The Alphacheck: Building teacher capacity while assessing student knowledge

Year: 2014

Author: Deslea, Konza

Type of paper: Abstract refereed

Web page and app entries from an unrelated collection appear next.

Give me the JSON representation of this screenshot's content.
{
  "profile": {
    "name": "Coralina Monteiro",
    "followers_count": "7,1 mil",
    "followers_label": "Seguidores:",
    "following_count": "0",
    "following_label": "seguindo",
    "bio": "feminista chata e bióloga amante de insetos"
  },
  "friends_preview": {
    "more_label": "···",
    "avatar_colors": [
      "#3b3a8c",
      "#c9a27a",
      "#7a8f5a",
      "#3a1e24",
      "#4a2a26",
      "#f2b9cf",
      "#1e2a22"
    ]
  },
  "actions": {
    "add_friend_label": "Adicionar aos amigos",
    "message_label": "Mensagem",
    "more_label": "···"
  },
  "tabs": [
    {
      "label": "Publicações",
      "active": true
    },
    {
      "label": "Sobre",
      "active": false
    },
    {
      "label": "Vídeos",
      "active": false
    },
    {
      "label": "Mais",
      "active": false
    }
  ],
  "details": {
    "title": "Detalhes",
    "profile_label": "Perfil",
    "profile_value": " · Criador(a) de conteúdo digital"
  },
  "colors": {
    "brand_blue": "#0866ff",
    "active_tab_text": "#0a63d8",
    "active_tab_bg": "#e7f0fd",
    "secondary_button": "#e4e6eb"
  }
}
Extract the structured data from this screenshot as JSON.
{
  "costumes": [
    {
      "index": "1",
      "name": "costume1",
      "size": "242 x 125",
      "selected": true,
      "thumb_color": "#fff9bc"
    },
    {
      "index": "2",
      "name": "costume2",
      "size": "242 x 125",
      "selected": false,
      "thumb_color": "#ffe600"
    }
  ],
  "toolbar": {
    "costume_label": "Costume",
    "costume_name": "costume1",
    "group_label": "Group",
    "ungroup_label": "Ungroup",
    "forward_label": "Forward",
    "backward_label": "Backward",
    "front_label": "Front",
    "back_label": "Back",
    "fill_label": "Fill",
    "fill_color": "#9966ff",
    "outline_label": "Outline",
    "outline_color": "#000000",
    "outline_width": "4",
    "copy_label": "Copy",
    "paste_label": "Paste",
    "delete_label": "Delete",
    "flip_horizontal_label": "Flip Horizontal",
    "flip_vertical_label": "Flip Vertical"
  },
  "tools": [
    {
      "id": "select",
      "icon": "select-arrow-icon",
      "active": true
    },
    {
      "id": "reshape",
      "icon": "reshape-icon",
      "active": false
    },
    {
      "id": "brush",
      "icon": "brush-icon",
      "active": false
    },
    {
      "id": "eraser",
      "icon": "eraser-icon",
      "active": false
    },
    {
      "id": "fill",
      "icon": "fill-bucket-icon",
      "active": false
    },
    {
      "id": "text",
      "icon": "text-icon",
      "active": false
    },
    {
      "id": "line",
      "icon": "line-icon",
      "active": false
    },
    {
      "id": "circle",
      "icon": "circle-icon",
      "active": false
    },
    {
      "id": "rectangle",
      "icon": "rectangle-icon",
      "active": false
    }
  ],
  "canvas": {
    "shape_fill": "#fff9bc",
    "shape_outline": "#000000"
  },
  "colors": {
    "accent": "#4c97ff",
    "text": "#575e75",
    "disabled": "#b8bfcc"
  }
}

The alphabetic principle underpins the written form of English, and without an understanding of this, independent reading will never be possible. Research over many decades has supported the view that most children need instruction in phonics: the relationship between the sounds (phonemes) of English and the letters that represent them. While debate continues about how best to teach this component of written language, few teachers would disagree that development of this knowledge needs to be monitored in the early years of schooling to ensure that children master the ‘building blocks’ of our written language. This presentation will introduce the Alphacheck, a criterion-referenced tool that provides a straightforward way of assessing knowledge of the single letter names and sounds, and common letter-sound combinations in word format. It will also present data gathered from primary teachers who used the Alphacheck in two year-long research projects, and who helped shape its development. One important suggestion made by the teachers was the inclusion, on the inside of the cover page, of a “Definition of Terms”. Much of the terminology associated with letter-sound knowledge is not covered in most teacher preparation courses, and many teachers are unfamiliar with, or confuse, terms such as grapheme, digraph, diphthong and trigraph. Teachers reported that having the definitions conveniently to hand helped them learn many relevant terms as they used the Alphacheck in student assessments. This knowledge also assisted their understanding of the alphabetic system, and improved communication with colleagues as they discussed student progress and identified gaps in their knowledge. Another suggestion was the inclusion of a table that converted student scores in each subsection to a percentage. When results in each section were graphed, the use of percentages supported very quick and easy interpretation of student progress. The one-page student recording sheet has two main sections: the first covers the single letter names and sounds and common consonant digraphs in a commonly taught order; and the second includes columns of common letter combinations within words, some ‘demon’ words, and non-word examples. At the foot of each column is the name of the letter combination being assessed, which acts as a further reminder of the relevant terminology. *A copy of the Alphacheck will be distributed as a handout to all session participants.